The previous versions of the matrix have been published in 2013 and 2015, allowing analyses of travel time changes due to big infrastructure projects in the region. Biking is included in the matrix for the first time. The data is available openly, alongside with the tools that were used to produce it.
Comparisons between different travel modes and years reveal interesting patterns in the accessibility of the Helsinki region. The most accessible grid squares have moved northwards from the city center. Still, the central area of the city is the best reachable by public transportation, while the ring roads in the outskirts of the city are well-reachable by the car-driving population. Biking is a competitive mode of transportation and beats other modes of transport in distances shorter than 5 km, a bit depending on the place and naturally the speed of the biker. The Travel Time Matrix provides biking travel times for fast and slow bikers. The speeds have been estimated based on Strava sports application, as well as city bike system of Helsinki.
The big infrastructure changes like the opening of a new metroline (Länsimetro) has had moderate impact on the accessibility of the region. The travel times have become shorter on average in Lauttasaari and Otaniemi, and longer in parts of Espoo.
Download the data from here.
- Dynamic Cities: Location-based accessibility modelling as a function of time, Applied Geography – https://www.sciencedirect.com/science/article/pii/S014362281731144X
- Power point on changes in the accessibility in the region: http://bit.do/aikamuutokset18
- Online interactive visualization and analysis tool for the data: www.mapple.fi
Click to enlarge
Creator: Elias Willberg / Digital Geography Lab
The visualization shows all the trips (n~7200) made by Helsinki bike-sharing system bikes on Monday 15.5.2017 . Because the data set does not contain GPS tracks but only the start and the destination points, the paths for each trip shown in the map are not the real ones but assumed using fastest routes . Based on the data set information however, the fastest route assumption is more or less valid especially during weekdays. White points are the city bike stations (n=140).
- The Helsinki city bike dataset for 2017 was provided by HSL and City Bike Finland to the Accessibility Research Group / Digital Geography Lab of the University of Helsinki. The dataset has not been published openly to this date.
- Background map: @OpenStreetMap Contributors @CARTO
About the visualization: The animation is done using QGIS time manager plugin.A big thank you also goes for these two excellent tutorials listed below that helped in making the animation:
- Geogiffery in a nutshell — introduction to QGIS Time Manager: Topi Tjukanov
Movement data in GIS 1-13 blog series: Anita Graser
The concept of spatial accessibility – the potential of opportunities for interaction – binds together the key physical components of urban structure: people, transport and social activity locations. Despite the dynamic nature of these components and the changing accessibility landscape in space-time, however, location-based accessibility research has been predominantly static (atemporal) in nature.
With the joint research between Digital Geography Lab in Helsinki and Mobility Lab in Tartu, Estonia, we propose a generic conceptual framework of dynamic location-based accessibility modelling.
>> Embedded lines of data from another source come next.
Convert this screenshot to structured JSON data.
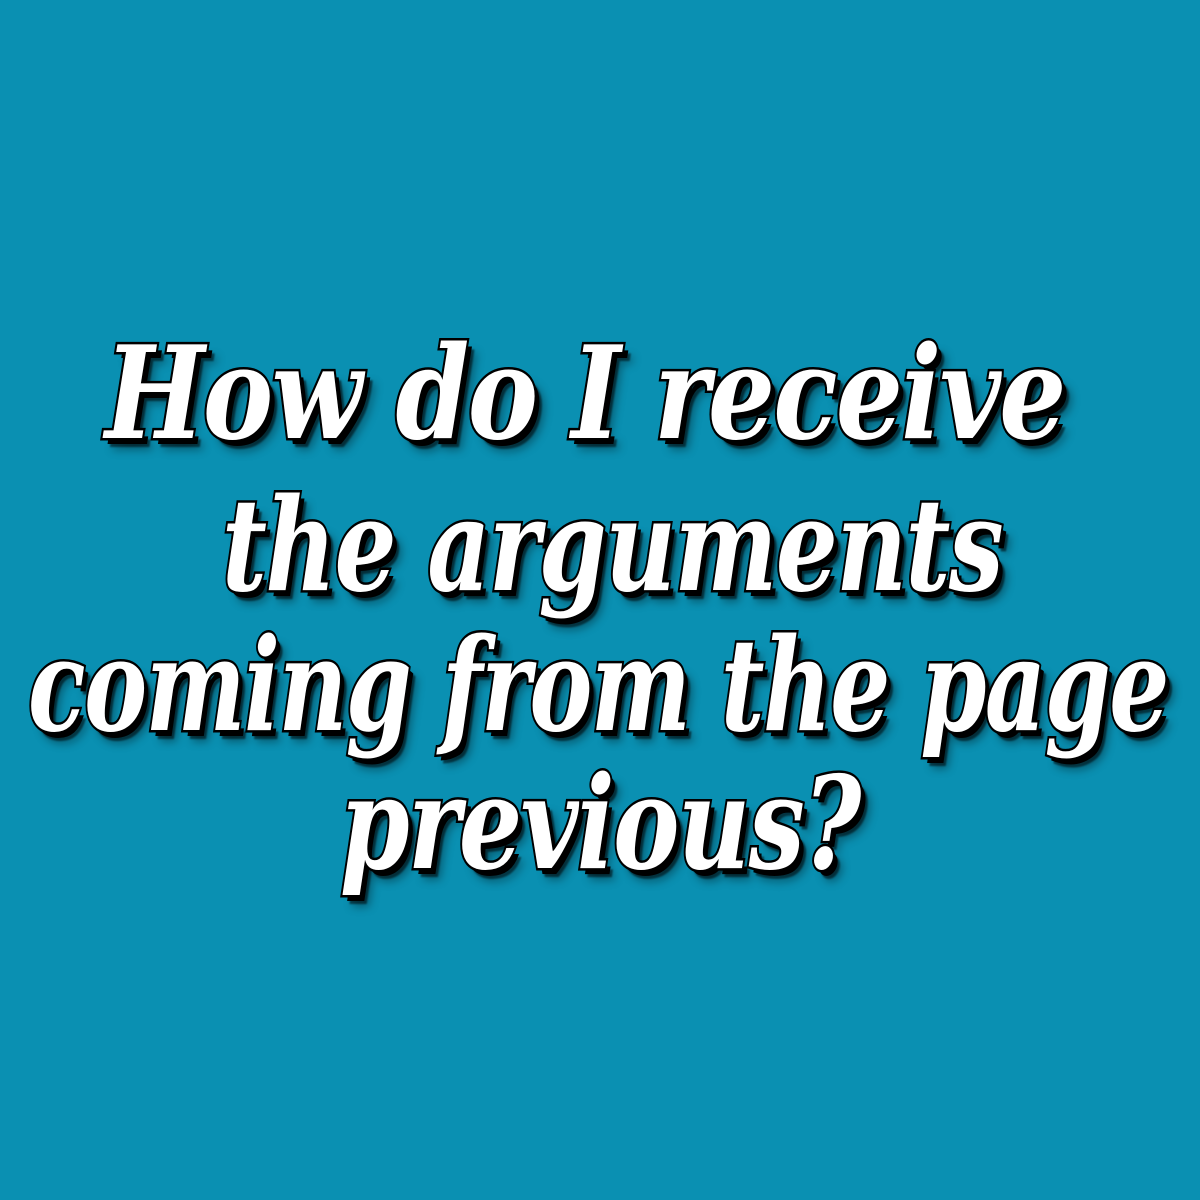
{
  "background_color": "#0a90b2",
  "text_color": "#ffffff",
  "outline_color": "#000000",
  "lines": [
    "How do I receive",
    "the arguments",
    "coming from the page",
    "previous?"
  ]
}
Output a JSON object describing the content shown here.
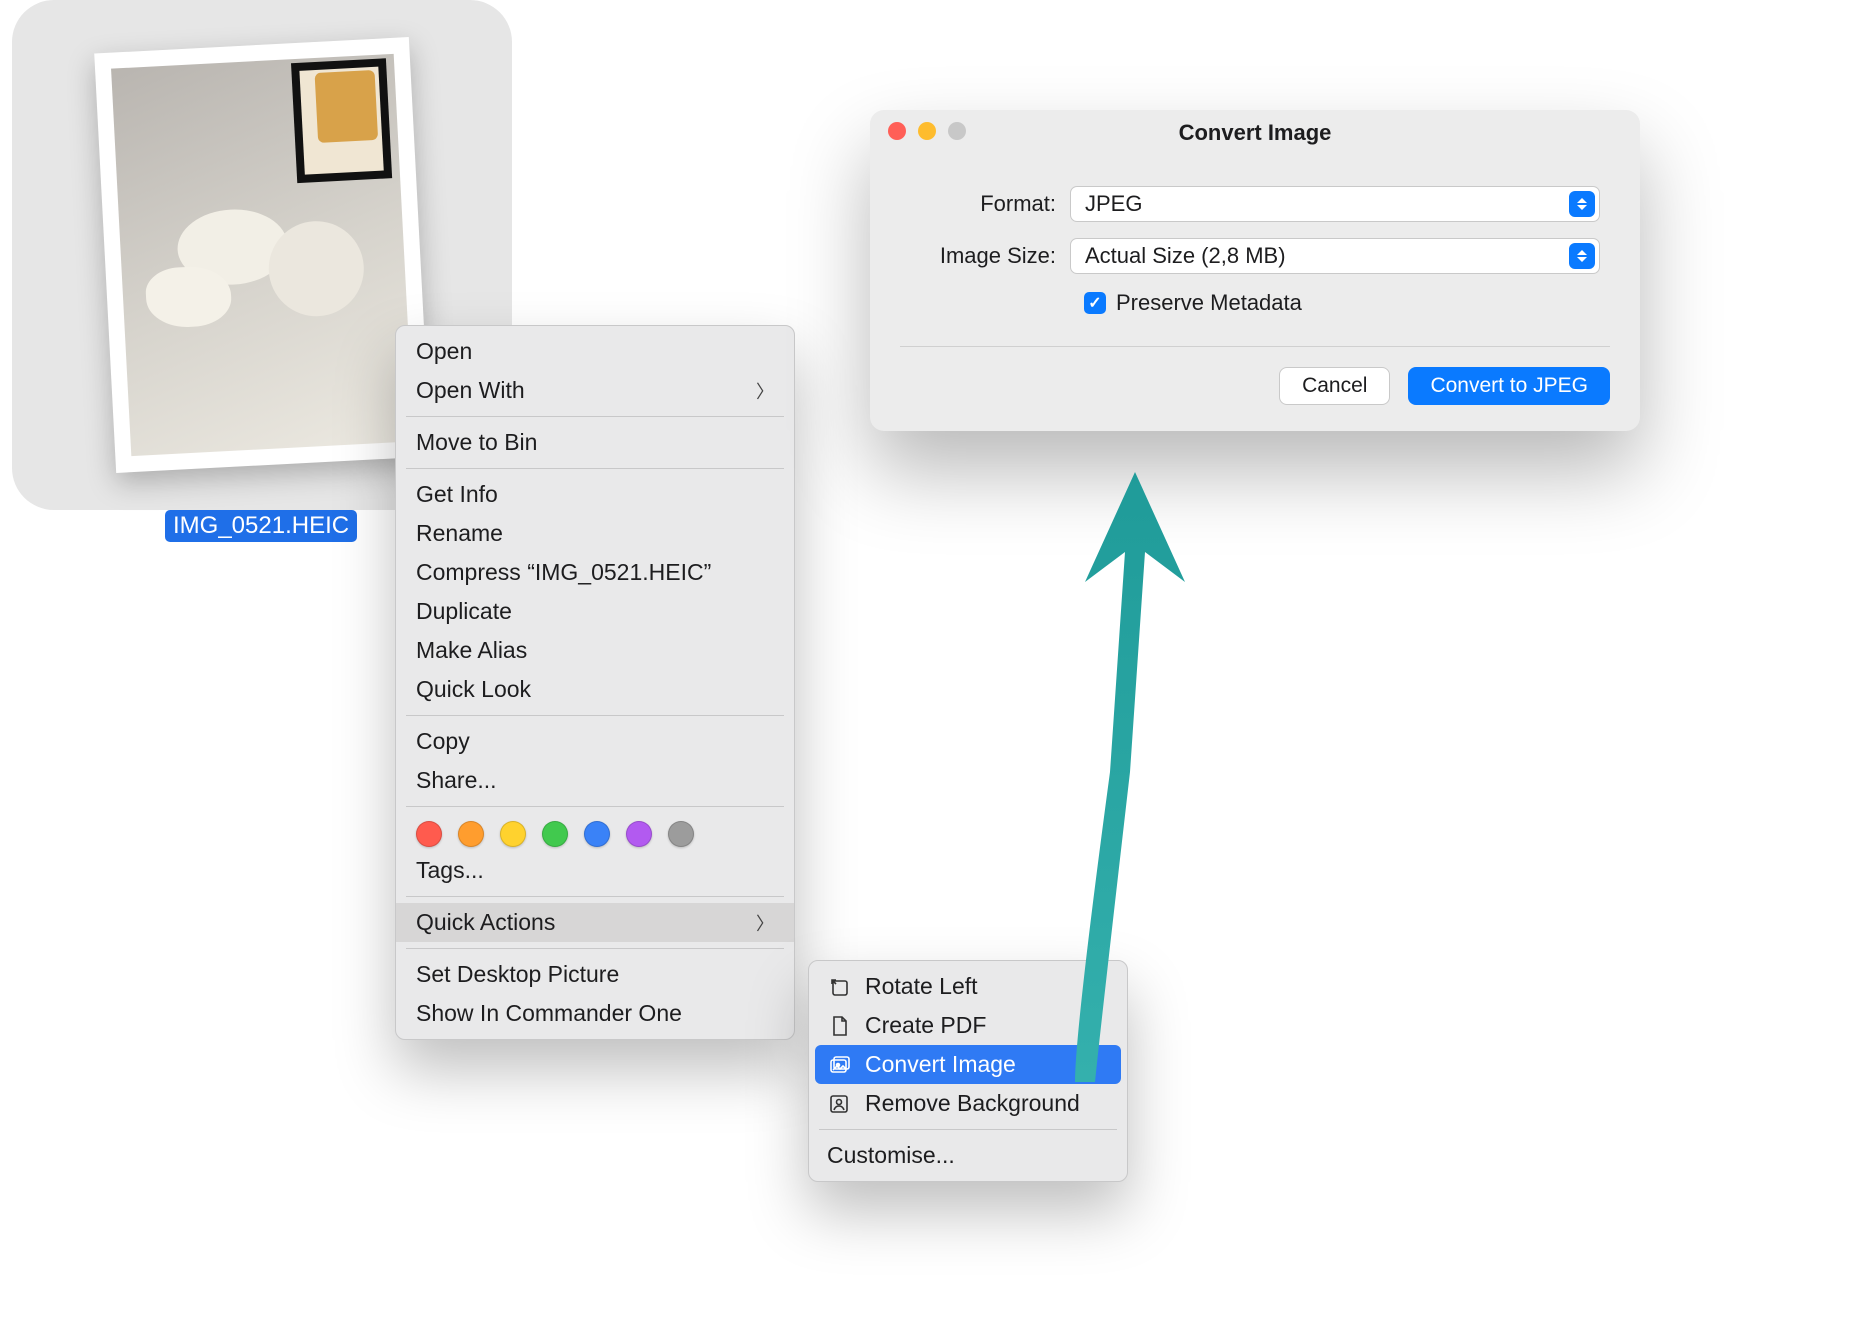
{
  "file": {
    "label": "IMG_0521.HEIC"
  },
  "context_menu": {
    "open": "Open",
    "open_with": "Open With",
    "move_to_bin": "Move to Bin",
    "get_info": "Get Info",
    "rename": "Rename",
    "compress": "Compress “IMG_0521.HEIC”",
    "duplicate": "Duplicate",
    "make_alias": "Make Alias",
    "quick_look": "Quick Look",
    "copy": "Copy",
    "share": "Share...",
    "tags": "Tags...",
    "quick_actions": "Quick Actions",
    "set_desktop": "Set Desktop Picture",
    "show_commander": "Show In Commander One",
    "tag_colors": [
      "#ff5b4e",
      "#ff9d2e",
      "#ffd22e",
      "#41c94e",
      "#3a82f7",
      "#b25af0",
      "#9c9c9c"
    ]
  },
  "submenu": {
    "rotate_left": "Rotate Left",
    "create_pdf": "Create PDF",
    "convert_image": "Convert Image",
    "remove_bg": "Remove Background",
    "customise": "Customise..."
  },
  "dialog": {
    "title": "Convert Image",
    "format_label": "Format:",
    "format_value": "JPEG",
    "size_label": "Image Size:",
    "size_value": "Actual Size (2,8 MB)",
    "preserve_metadata": "Preserve Metadata",
    "cancel": "Cancel",
    "convert": "Convert to JPEG"
  }
}
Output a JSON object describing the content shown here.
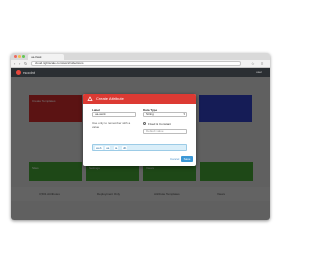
{
  "browser": {
    "tab_title": "ua-flask",
    "url": "cloud.rightscale.com/acct/collections",
    "back_icon": "arrow-left",
    "forward_icon": "arrow-right",
    "reload_icon": "reload",
    "traffic_light_colors": [
      "#ee6a5f",
      "#f5be4f",
      "#62c655"
    ]
  },
  "app": {
    "brand": "rsoolnt",
    "user_label": "user",
    "logo_color": "#e8473c",
    "tiles": [
      {
        "label": "Create Templates",
        "color": "#cb2c2c"
      },
      {
        "label": "",
        "color": "#2f3fbf"
      },
      {
        "label": "Sites",
        "color": "#44a033"
      },
      {
        "label": "Settings",
        "color": "#44a033"
      },
      {
        "label": "Views",
        "color": "#44a033"
      },
      {
        "label": "",
        "color": "#44a033"
      }
    ],
    "stats": [
      "3,501 Attributes",
      "Deployment Only",
      "Attribute Templates",
      "Views"
    ]
  },
  "modal": {
    "title": "Create Attribute",
    "header_icon": "attribute-icon",
    "header_color": "#dc3a33",
    "name_label": "Label",
    "name_value": "ua-work",
    "description_text": "Use only to remember with a value",
    "type_label": "Data Type",
    "type_value": "String",
    "radio_option": "Fixed & Constant",
    "default_placeholder": "Default value",
    "tags": [
      "web",
      "ua",
      "ia",
      "db"
    ],
    "save_label": "Save",
    "cancel_label": "Cancel",
    "primary_color": "#3c98d6"
  }
}
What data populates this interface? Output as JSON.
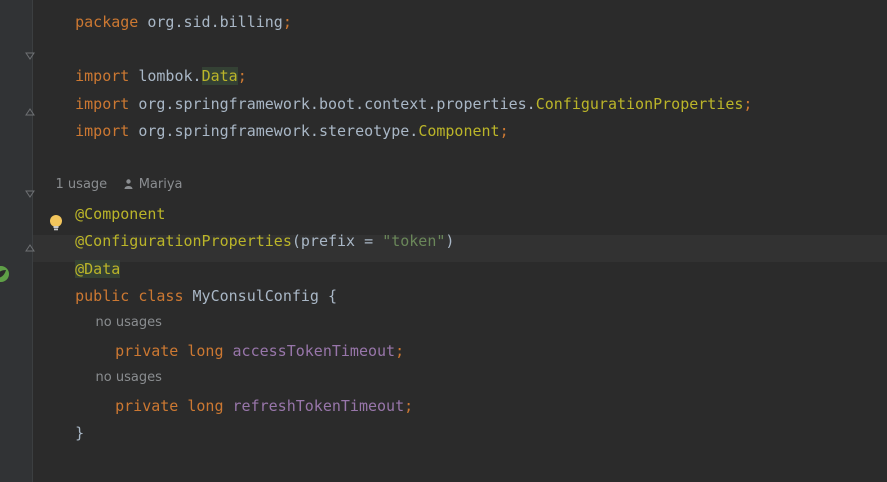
{
  "code": {
    "package_line": "package org.sid.billing;",
    "imports": [
      {
        "keyword": "import",
        "path": "lombok.",
        "name": "Data",
        "end": ";"
      },
      {
        "keyword": "import",
        "path": "org.springframework.boot.context.properties.",
        "name": "ConfigurationProperties",
        "end": ";"
      },
      {
        "keyword": "import",
        "path": "org.springframework.stereotype.",
        "name": "Component",
        "end": ";"
      }
    ],
    "class_hint": {
      "usage": "1 usage",
      "author": "Mariya"
    },
    "annotations": {
      "component": "@Component",
      "config_at": "@",
      "config_name": "ConfigurationProperties",
      "config_args_open": "(prefix = ",
      "config_value": "\"token\"",
      "config_args_close": ")",
      "data": "@Data"
    },
    "class_decl": {
      "modifier": "public",
      "keyword": "class",
      "name": "MyConsulConfig",
      "brace": " {"
    },
    "fields": [
      {
        "hint": "no usages",
        "modifier": "private",
        "type": "long",
        "name": "accessTokenTimeout",
        "end": ";"
      },
      {
        "hint": "no usages",
        "modifier": "private",
        "type": "long",
        "name": "refreshTokenTimeout",
        "end": ";"
      }
    ],
    "closing_brace": "}"
  },
  "colors": {
    "background": "#2b2b2b",
    "keyword": "#cc7832",
    "annotation": "#bbb529",
    "string": "#6a8759",
    "field": "#9876aa",
    "text": "#a9b7c6",
    "hint": "#8a8d90"
  },
  "icons": {
    "fold": "fold-icon",
    "intention": "lightbulb-icon",
    "gutter_bean": "spring-bean-icon",
    "author": "person-icon"
  }
}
For that, we used our dasymetric model and integrated mobile phone data to spatial accessibility modelling as a proxy for dynamic population distribution. In case of food accessibility by public transport in Tallinn (Estonia), we empirically demonstrate the impact of temporal aspects in accessibility modelling.
Read more in Applied Geography: Dynamic cities: Location-based accessibility modelling as a function of time